> _Element data from apps and pages_:
--- START ---
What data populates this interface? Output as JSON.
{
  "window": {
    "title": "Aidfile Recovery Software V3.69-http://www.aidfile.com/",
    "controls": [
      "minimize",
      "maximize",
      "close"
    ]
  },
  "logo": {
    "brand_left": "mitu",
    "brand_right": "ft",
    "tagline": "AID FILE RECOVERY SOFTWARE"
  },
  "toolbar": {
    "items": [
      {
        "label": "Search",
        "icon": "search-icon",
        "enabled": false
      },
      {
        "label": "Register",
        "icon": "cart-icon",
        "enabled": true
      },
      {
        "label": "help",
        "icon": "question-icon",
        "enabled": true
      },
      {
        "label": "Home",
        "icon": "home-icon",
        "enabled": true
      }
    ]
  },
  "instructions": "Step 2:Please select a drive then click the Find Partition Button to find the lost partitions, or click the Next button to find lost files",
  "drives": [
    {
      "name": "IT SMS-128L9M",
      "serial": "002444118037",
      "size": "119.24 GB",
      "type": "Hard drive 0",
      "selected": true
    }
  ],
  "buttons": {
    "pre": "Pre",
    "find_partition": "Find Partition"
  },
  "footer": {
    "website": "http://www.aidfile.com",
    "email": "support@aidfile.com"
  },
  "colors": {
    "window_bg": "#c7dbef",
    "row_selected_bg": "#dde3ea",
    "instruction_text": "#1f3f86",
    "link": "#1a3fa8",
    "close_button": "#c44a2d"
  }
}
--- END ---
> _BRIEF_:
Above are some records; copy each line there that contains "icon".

> _TASK RESULT_:
        "icon": "search-icon",
        "icon": "cart-icon",
        "icon": "question-icon",
        "icon": "home-icon",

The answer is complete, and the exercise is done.